One reason Tiger will play at The Masters is because they have some very well-enforced rules. You see, there are no tickets to The Masters, only badges. There are folks who like to show how many years they’ve been attending because many wear hats decorated with previous years’ badges.
You must have a badge to get in. If you do not have a badge when you go out, there is a pretty good chance you will not be returning ... ever.
They have a rule against bringing a cell phone onto the grounds of Augusta National Golf Club, where The Masters is played. They don’t frisk you; this is a place of ladies and gentlemen, and you should act accordingly.
In a recent year, some knucklehead who either couldn’t read or was stupid brought in his phone and left it in the ringing mode. When it rang, one of the tournament officials took his badge, and he was escorted to the gate.
According to the story, the badges actually belonged to someone else and they lost them forever. Bet that friendship went sour.
Masters badges, aside from decorating hats, are coveted items. They have been the subject of disputes in contested divorces. There is a closed waiting list of four to 10 years to get one.
Holding a badge can be quite profitable. The badge for all the rounds costs $200. In a good year, it can bring $2,000 to $3,500 on the scalper market. Think about this: A widow in Augusta can rent her house for the week and throw in her four Masters badges and make a pretty tidy sum.
Nobody knows for certain how many folks have badges. It’s a secret that’s as closely held as the formula for Coca-Cola. But folks in Augusta love their "tune-a-mint," as they pronounce it in their rolling Southern style. Folks will come and they will roll out the red carpet for their guests from all over the world.
It puts Augusta in a good spotlight for the better part of a week. Beautiful color pictures of one of the most beautiful places on earth are transmitted around the globe. That fabled green jacket is a trophy like no other and the town treasures every moment of Masters week.
So, if someone wants to say something really smart to Tiger, I wouldn’t suggest yelling it out while he is standing at the tee or the putting green.
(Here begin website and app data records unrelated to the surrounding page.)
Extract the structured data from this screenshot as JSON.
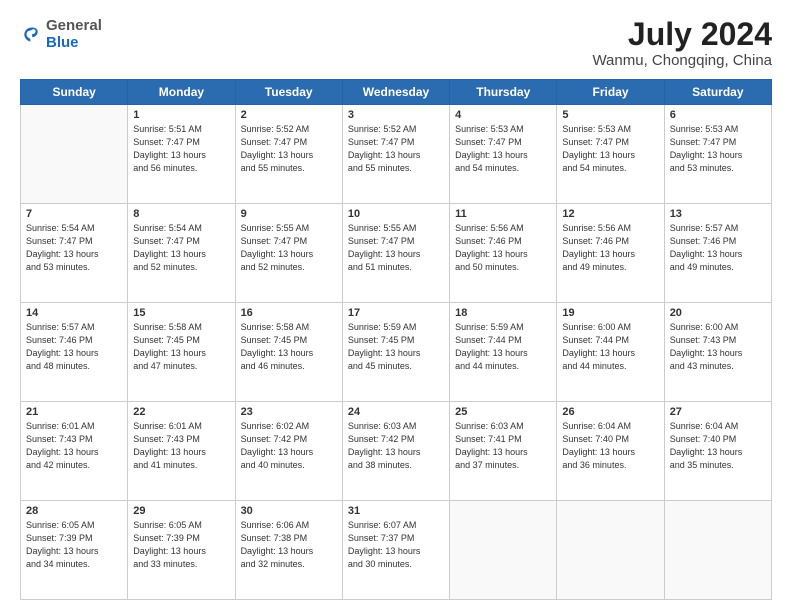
{
  "header": {
    "logo_general": "General",
    "logo_blue": "Blue",
    "month_year": "July 2024",
    "location": "Wanmu, Chongqing, China"
  },
  "days_of_week": [
    "Sunday",
    "Monday",
    "Tuesday",
    "Wednesday",
    "Thursday",
    "Friday",
    "Saturday"
  ],
  "weeks": [
    [
      {
        "day": "",
        "info": ""
      },
      {
        "day": "1",
        "info": "Sunrise: 5:51 AM\nSunset: 7:47 PM\nDaylight: 13 hours\nand 56 minutes."
      },
      {
        "day": "2",
        "info": "Sunrise: 5:52 AM\nSunset: 7:47 PM\nDaylight: 13 hours\nand 55 minutes."
      },
      {
        "day": "3",
        "info": "Sunrise: 5:52 AM\nSunset: 7:47 PM\nDaylight: 13 hours\nand 55 minutes."
      },
      {
        "day": "4",
        "info": "Sunrise: 5:53 AM\nSunset: 7:47 PM\nDaylight: 13 hours\nand 54 minutes."
      },
      {
        "day": "5",
        "info": "Sunrise: 5:53 AM\nSunset: 7:47 PM\nDaylight: 13 hours\nand 54 minutes."
      },
      {
        "day": "6",
        "info": "Sunrise: 5:53 AM\nSunset: 7:47 PM\nDaylight: 13 hours\nand 53 minutes."
      }
    ],
    [
      {
        "day": "7",
        "info": "Sunrise: 5:54 AM\nSunset: 7:47 PM\nDaylight: 13 hours\nand 53 minutes."
      },
      {
        "day": "8",
        "info": "Sunrise: 5:54 AM\nSunset: 7:47 PM\nDaylight: 13 hours\nand 52 minutes."
      },
      {
        "day": "9",
        "info": "Sunrise: 5:55 AM\nSunset: 7:47 PM\nDaylight: 13 hours\nand 52 minutes."
      },
      {
        "day": "10",
        "info": "Sunrise: 5:55 AM\nSunset: 7:47 PM\nDaylight: 13 hours\nand 51 minutes."
      },
      {
        "day": "11",
        "info": "Sunrise: 5:56 AM\nSunset: 7:46 PM\nDaylight: 13 hours\nand 50 minutes."
      },
      {
        "day": "12",
        "info": "Sunrise: 5:56 AM\nSunset: 7:46 PM\nDaylight: 13 hours\nand 49 minutes."
      },
      {
        "day": "13",
        "info": "Sunrise: 5:57 AM\nSunset: 7:46 PM\nDaylight: 13 hours\nand 49 minutes."
      }
    ],
    [
      {
        "day": "14",
        "info": "Sunrise: 5:57 AM\nSunset: 7:46 PM\nDaylight: 13 hours\nand 48 minutes."
      },
      {
        "day": "15",
        "info": "Sunrise: 5:58 AM\nSunset: 7:45 PM\nDaylight: 13 hours\nand 47 minutes."
      },
      {
        "day": "16",
        "info": "Sunrise: 5:58 AM\nSunset: 7:45 PM\nDaylight: 13 hours\nand 46 minutes."
      },
      {
        "day": "17",
        "info": "Sunrise: 5:59 AM\nSunset: 7:45 PM\nDaylight: 13 hours\nand 45 minutes."
      },
      {
        "day": "18",
        "info": "Sunrise: 5:59 AM\nSunset: 7:44 PM\nDaylight: 13 hours\nand 44 minutes."
      },
      {
        "day": "19",
        "info": "Sunrise: 6:00 AM\nSunset: 7:44 PM\nDaylight: 13 hours\nand 44 minutes."
      },
      {
        "day": "20",
        "info": "Sunrise: 6:00 AM\nSunset: 7:43 PM\nDaylight: 13 hours\nand 43 minutes."
      }
    ],
    [
      {
        "day": "21",
        "info": "Sunrise: 6:01 AM\nSunset: 7:43 PM\nDaylight: 13 hours\nand 42 minutes."
      },
      {
        "day": "22",
        "info": "Sunrise: 6:01 AM\nSunset: 7:43 PM\nDaylight: 13 hours\nand 41 minutes."
      },
      {
        "day": "23",
        "info": "Sunrise: 6:02 AM\nSunset: 7:42 PM\nDaylight: 13 hours\nand 40 minutes."
      },
      {
        "day": "24",
        "info": "Sunrise: 6:03 AM\nSunset: 7:42 PM\nDaylight: 13 hours\nand 38 minutes."
      },
      {
        "day": "25",
        "info": "Sunrise: 6:03 AM\nSunset: 7:41 PM\nDaylight: 13 hours\nand 37 minutes."
      },
      {
        "day": "26",
        "info": "Sunrise: 6:04 AM\nSunset: 7:40 PM\nDaylight: 13 hours\nand 36 minutes."
      },
      {
        "day": "27",
        "info": "Sunrise: 6:04 AM\nSunset: 7:40 PM\nDaylight: 13 hours\nand 35 minutes."
      }
    ],
    [
      {
        "day": "28",
        "info": "Sunrise: 6:05 AM\nSunset: 7:39 PM\nDaylight: 13 hours\nand 34 minutes."
      },
      {
        "day": "29",
        "info": "Sunrise: 6:05 AM\nSunset: 7:39 PM\nDaylight: 13 hours\nand 33 minutes."
      },
      {
        "day": "30",
        "info": "Sunrise: 6:06 AM\nSunset: 7:38 PM\nDaylight: 13 hours\nand 32 minutes."
      },
      {
        "day": "31",
        "info": "Sunrise: 6:07 AM\nSunset: 7:37 PM\nDaylight: 13 hours\nand 30 minutes."
      },
      {
        "day": "",
        "info": ""
      },
      {
        "day": "",
        "info": ""
      },
      {
        "day": "",
        "info": ""
      }
    ]
  ]
}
There’s a pretty good chance that some course marshal would yank your badge and send you walking down Washington Road on the wrong side of the fence.
Harris Blackwood is a columnist for The Times. His column appears every week in Sunday Life.